Franchising has a particular benefit in the case of a monopoly public-interests service whose revenue is sourced from user charges and where the government does not want to us operate the service directly itself. The monopoly features of the service make privatization ? of ownership into the market), undesirable. Franchising provides a means of operational responsibility to the business sector, with the government taking on the role of a length public-interest regulator. In the case of a new service or facility, franchising also cares some risk to the private sector.
Joint ventures occur where two or more parties wish to engage in a command project in a way that retains their independence. They enable the coordination of important decisions by independent actors in respect of a project that is close-ended in terms of its scope and the commitment of partners’ resources. The joint venture may be managed through a partnership agreement or a separate corporate entity-a Special Purpose Vehicle (SPV). Joint ventures are now used extensively to realize public goals for infrastructure provision and renewal, including schools, public transport, ‘hospitals’, roads’, ‘air traffic service’, ‘economic sectors’, and ‘Prisons’. These are typically referred to as public-private partnerships in the European context and as motivate Finance Initiative (PFI) in the UK. The generic nomenclature is DBFO (Design-Build-FinanceOperate).
involves government stating its intentions in output terms and then entering into a long-term contractual relationship with a company or consortium who undertake to design) finance, and build the facility, and manage and deliver some of the services associated with it (typically, maintenance) cleaning, and security). The government pays for the output over the medium to long term through a shadow toll or other revenue formula. The particular solution in any individual case will be a permutation of these DBFO elements and their lesser variants-e.g. DBF (design-build finance) and DBO (design-build-operate). For example, the private partners might design, finance, and build a facility, which would then be redeemed by the public sector through a long-term debt arrangement (the turnkey method).

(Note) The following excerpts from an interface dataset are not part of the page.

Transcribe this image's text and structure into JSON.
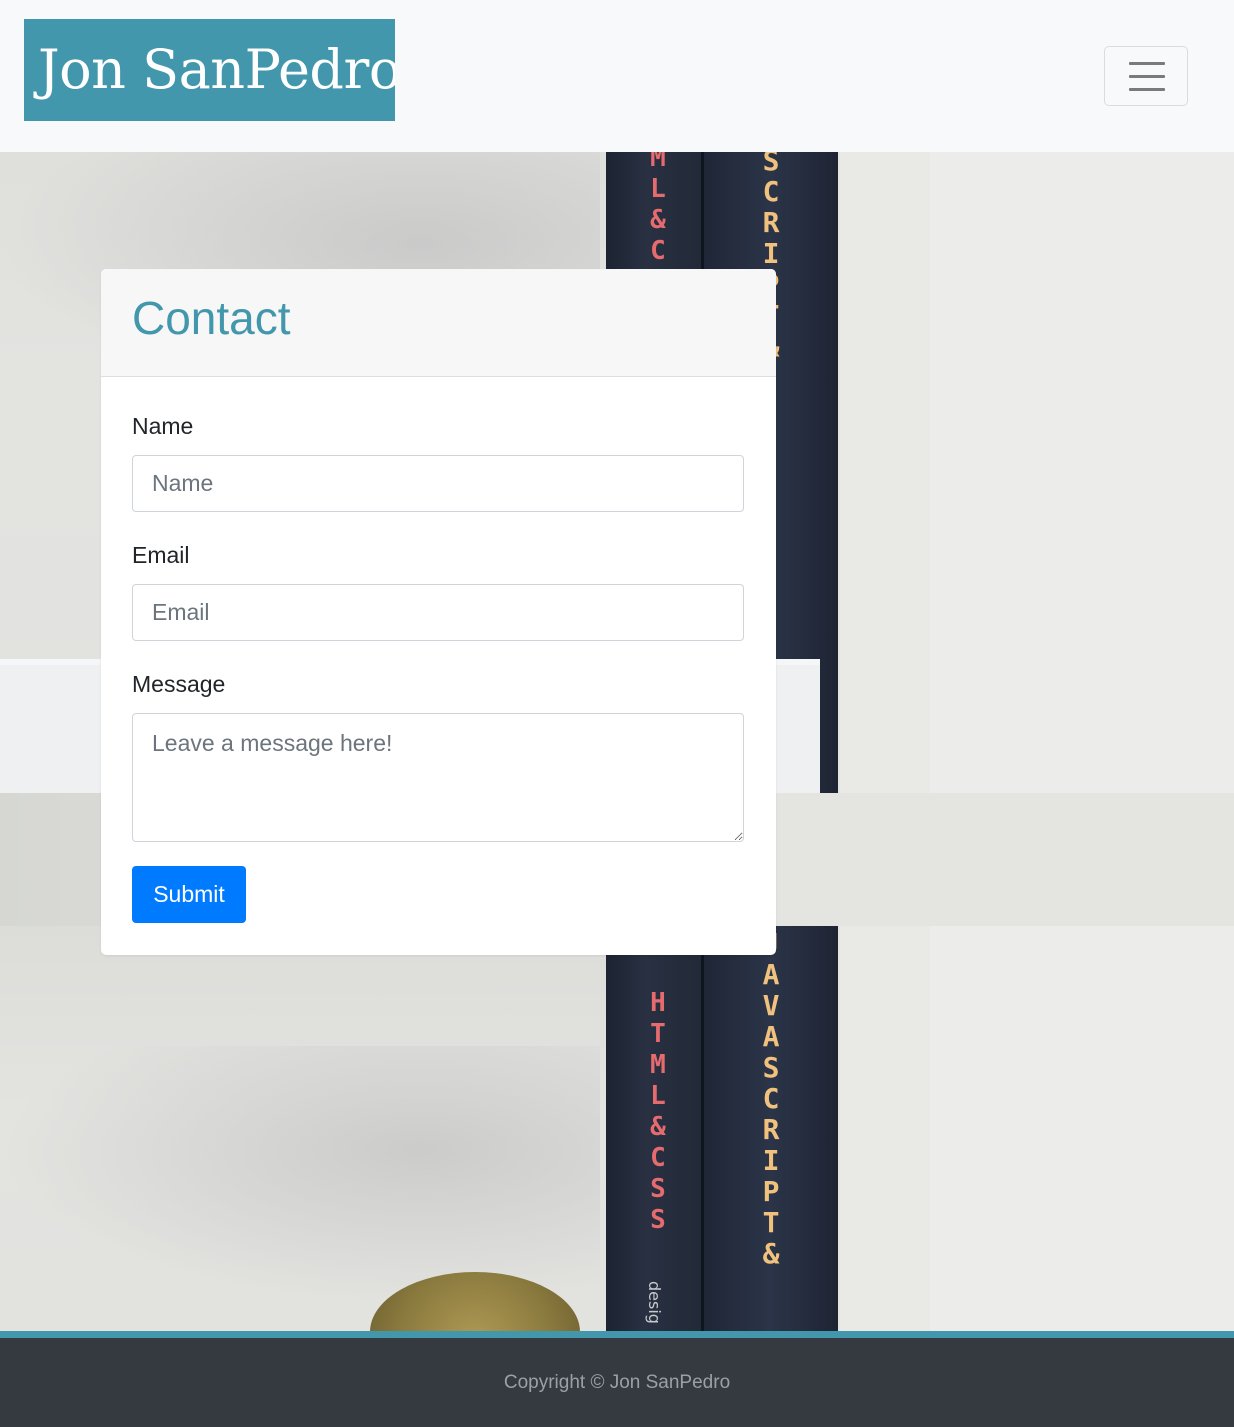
{
  "navbar": {
    "brand": "Jon SanPedro",
    "toggler_icon": "hamburger-menu-icon"
  },
  "background": {
    "book_spines": [
      "HTML&CSS",
      "JAVASCRIPT&"
    ],
    "book_small_text": "desig"
  },
  "contact": {
    "title": "Contact",
    "fields": {
      "name": {
        "label": "Name",
        "placeholder": "Name"
      },
      "email": {
        "label": "Email",
        "placeholder": "Email"
      },
      "message": {
        "label": "Message",
        "placeholder": "Leave a message here!"
      }
    },
    "submit_label": "Submit"
  },
  "footer": {
    "copyright": "Copyright © Jon SanPedro"
  },
  "colors": {
    "accent": "#4297ad",
    "primary_button": "#007bff",
    "footer_bg": "#343a40"
  }
}
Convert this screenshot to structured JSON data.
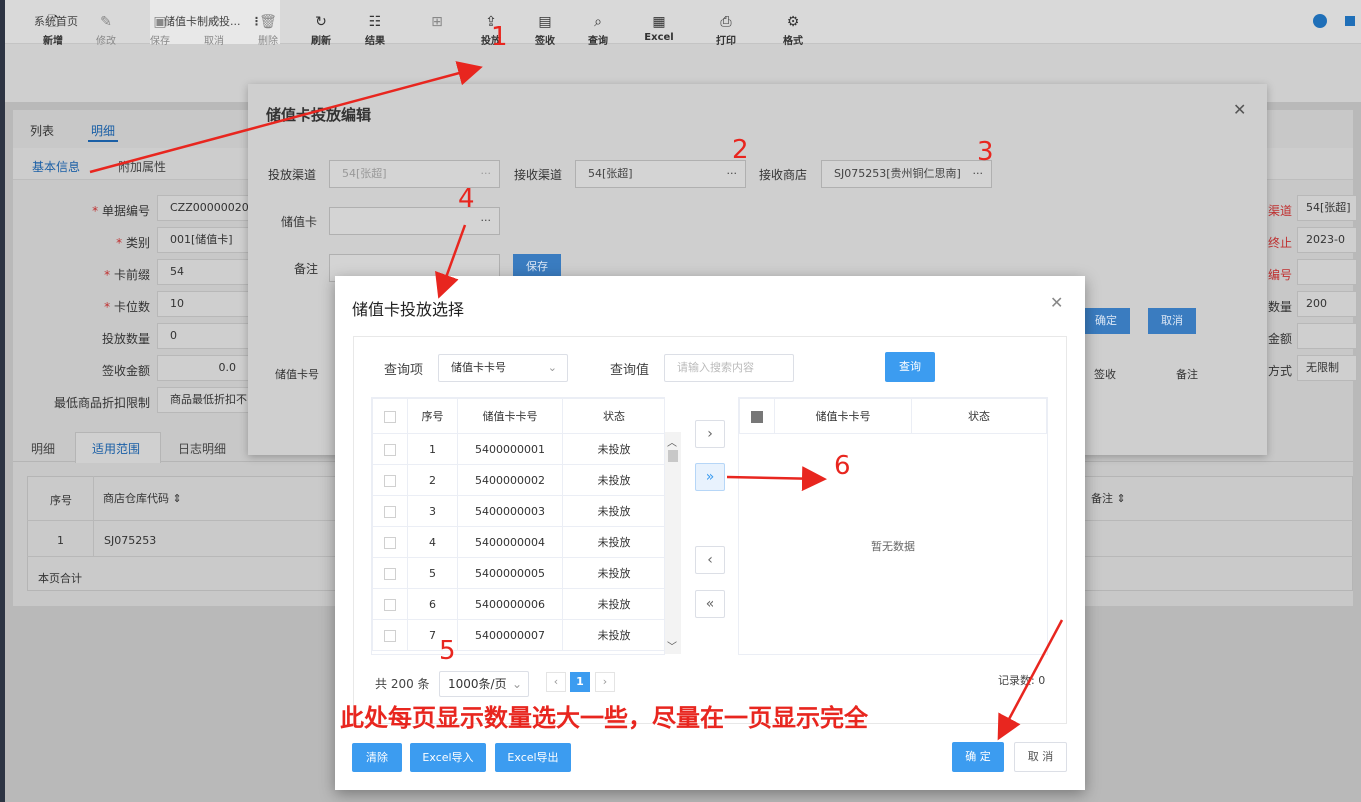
{
  "tabs": {
    "home": "系统首页",
    "active": "储值卡制成投..."
  },
  "toolbar": [
    {
      "icon": "file-plus-icon",
      "label": "新增",
      "disabled": false
    },
    {
      "icon": "edit-icon",
      "label": "修改",
      "disabled": true
    },
    {
      "icon": "save-icon",
      "label": "保存",
      "disabled": true
    },
    {
      "icon": "undo-icon",
      "label": "取消",
      "disabled": true
    },
    {
      "icon": "trash-icon",
      "label": "删除",
      "disabled": true
    },
    {
      "icon": "refresh-icon",
      "label": "刷新",
      "disabled": false
    },
    {
      "icon": "list-icon",
      "label": "结果",
      "disabled": false
    },
    {
      "icon": "plus-square-icon",
      "label": "",
      "disabled": true
    },
    {
      "icon": "upload-icon",
      "label": "投放",
      "disabled": false
    },
    {
      "icon": "clipboard-icon",
      "label": "签收",
      "disabled": false
    },
    {
      "icon": "search-doc-icon",
      "label": "查询",
      "disabled": false
    },
    {
      "icon": "table-icon",
      "label": "Excel",
      "disabled": false
    },
    {
      "icon": "printer-icon",
      "label": "打印",
      "disabled": false
    },
    {
      "icon": "gear-icon",
      "label": "格式",
      "disabled": false
    }
  ],
  "page": {
    "subtabs": [
      "列表",
      "明细"
    ],
    "section_tabs": [
      "基本信息",
      "附加属性"
    ],
    "fields": [
      {
        "label": "单据编号",
        "required": true,
        "value": "CZZ00000020"
      },
      {
        "label": "类别",
        "required": true,
        "value": "001[储值卡]"
      },
      {
        "label": "卡前缀",
        "required": true,
        "value": "54"
      },
      {
        "label": "卡位数",
        "required": true,
        "value": "10"
      },
      {
        "label": "投放数量",
        "required": false,
        "value": "0"
      },
      {
        "label": "签收金额",
        "required": false,
        "value": "0.0"
      },
      {
        "label": "最低商品折扣限制",
        "required": false,
        "value": "商品最低折扣不限"
      }
    ],
    "right_fields": [
      {
        "label": "渠道",
        "value": "54[张超]"
      },
      {
        "label": "终止",
        "value": "2023-0"
      },
      {
        "label": "编号",
        "value": ""
      },
      {
        "label": "数量",
        "value": "200"
      },
      {
        "label": "金额",
        "value": ""
      },
      {
        "label": "方式",
        "value": "无限制"
      }
    ],
    "bottom_tabs": [
      "明细",
      "适用范围",
      "日志明细"
    ],
    "grid": {
      "headers": [
        "序号",
        "商店仓库代码 ⇕",
        "备注 ⇕"
      ],
      "rows": [
        [
          "1",
          "SJ075253"
        ]
      ],
      "footer": "本页合计"
    }
  },
  "modal1": {
    "title": "储值卡投放编辑",
    "channel_label": "投放渠道",
    "channel_value": "54[张超]",
    "recv_channel_label": "接收渠道",
    "recv_channel_value": "54[张超]",
    "recv_store_label": "接收商店",
    "recv_store_value": "SJ075253[贵州铜仁思南]",
    "card_label": "储值卡",
    "card_value": "",
    "remark_label": "备注",
    "save_label": "保存",
    "ok_label": "确定",
    "cancel_label": "取消",
    "col_card": "储值卡号",
    "col_sign": "签收",
    "col_remark": "备注",
    "ellipsis": "···"
  },
  "modal2": {
    "title": "储值卡投放选择",
    "query_item_label": "查询项",
    "query_item_value": "储值卡卡号",
    "query_value_label": "查询值",
    "query_placeholder": "请输入搜索内容",
    "query_button": "查询",
    "left_table": {
      "headers": [
        "序号",
        "储值卡卡号",
        "状态"
      ],
      "rows": [
        [
          "1",
          "5400000001",
          "未投放"
        ],
        [
          "2",
          "5400000002",
          "未投放"
        ],
        [
          "3",
          "5400000003",
          "未投放"
        ],
        [
          "4",
          "5400000004",
          "未投放"
        ],
        [
          "5",
          "5400000005",
          "未投放"
        ],
        [
          "6",
          "5400000006",
          "未投放"
        ],
        [
          "7",
          "5400000007",
          "未投放"
        ]
      ]
    },
    "right_table": {
      "headers": [
        "储值卡卡号",
        "状态"
      ],
      "empty": "暂无数据"
    },
    "transfer_buttons": [
      "›",
      "»",
      "‹",
      "«"
    ],
    "total": "共 200 条",
    "page_size": "1000条/页",
    "current_page": "1",
    "record_count": "记录数: 0",
    "clear_button": "清除",
    "excel_import": "Excel导入",
    "excel_export": "Excel导出",
    "ok_button": "确 定",
    "cancel_button": "取 消"
  },
  "annotations": {
    "numbers": [
      "1",
      "2",
      "3",
      "4",
      "5",
      "6"
    ],
    "note": "此处每页显示数量选大一些，尽量在一页显示完全"
  },
  "colors": {
    "primary": "#3c9cf0",
    "annotation": "#e8261f",
    "sidebar": "#2d3443"
  }
}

Strategic partnering between public and private agents involves a situation in which there is boundarylessness in terms of the distinctions between the constituent parties and where there are “permeable organizing practices that are intended to yield mutually beneficial outcomes”. The dominant features are the open-ended nature of strategic partnering’, the full sharing of risks and rewards, and the evolving substantive content of the action that arises. Strategic partnering emphasizes the primacy of trust over legal instruments. From a theoretical perspective, strategic partnering provides a means of reducing the transaction costs of service specification, supplier procurement, and regulation that can arise under contracting-out.

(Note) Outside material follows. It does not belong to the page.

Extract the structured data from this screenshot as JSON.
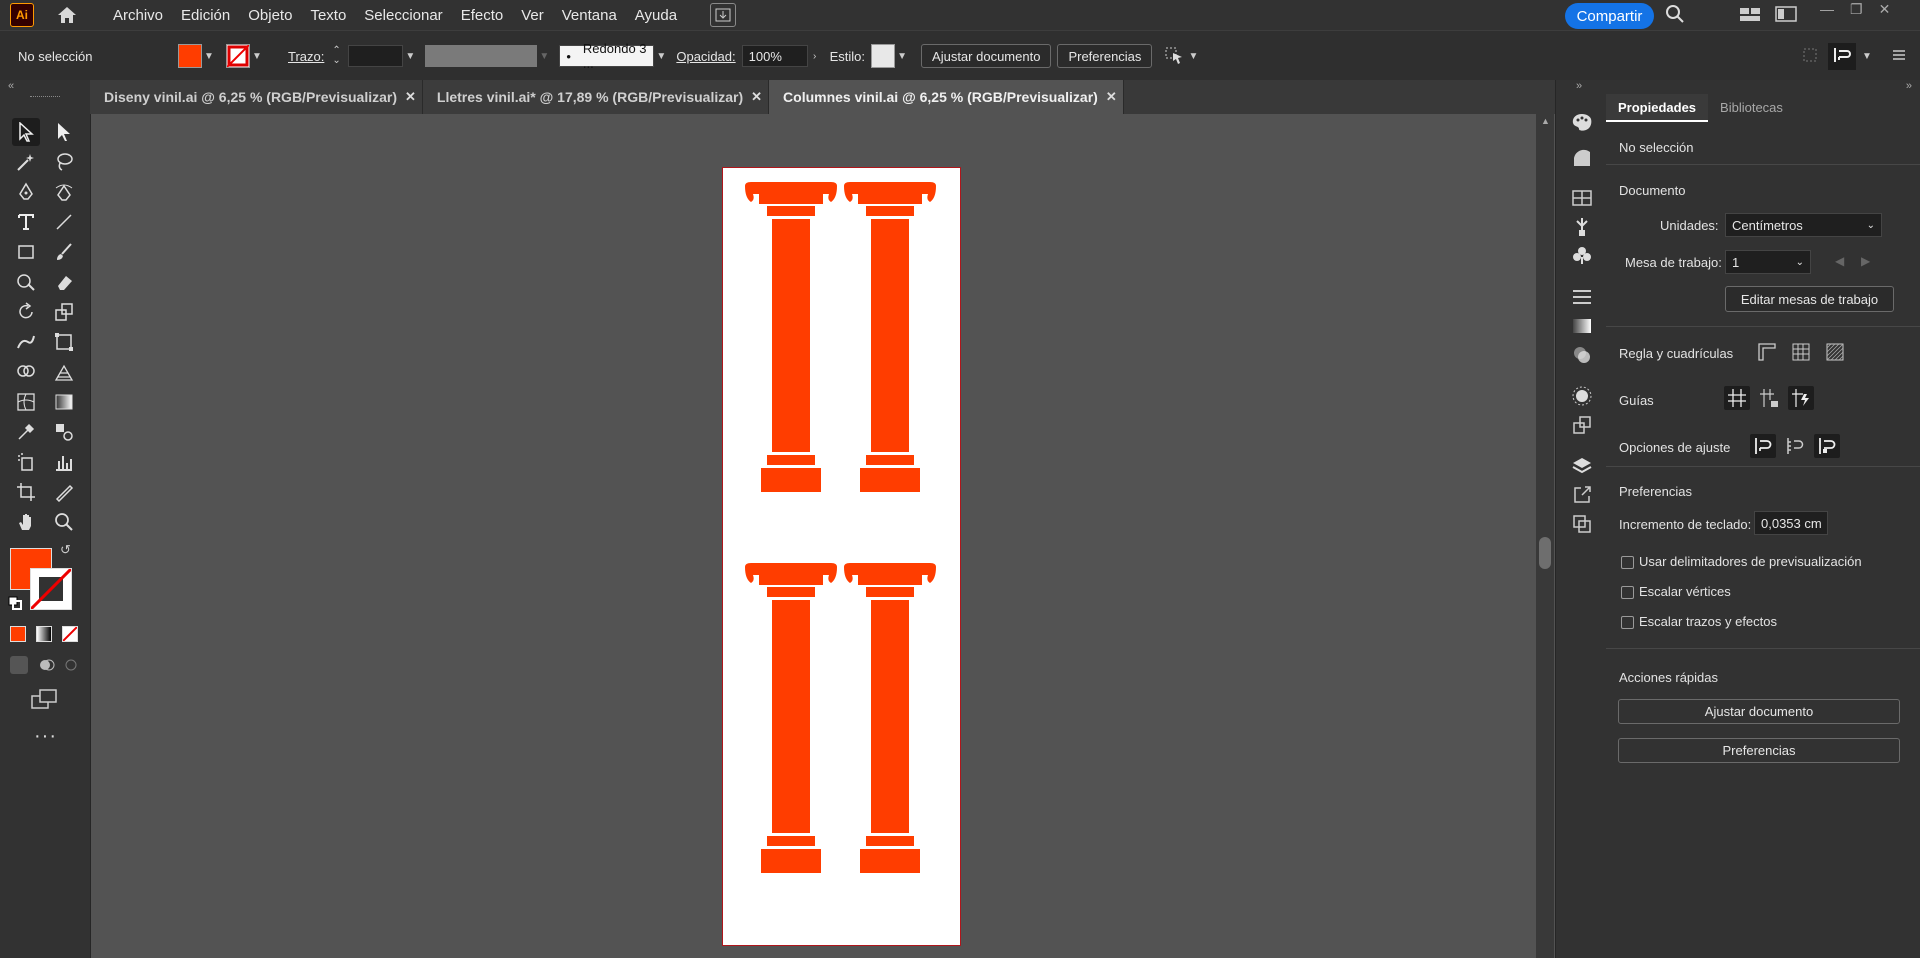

The Institutional form of the PPP has emerged as a highly preferred model of public service delivery as compared to the traditional ‘Bureau model”. Though the roots of the PPP’s can be traced to the 19th century, yet as an institutional form, it is yet to evolve and take shape. The challenge is to combine and retain ‘business efficiency along with democratic control.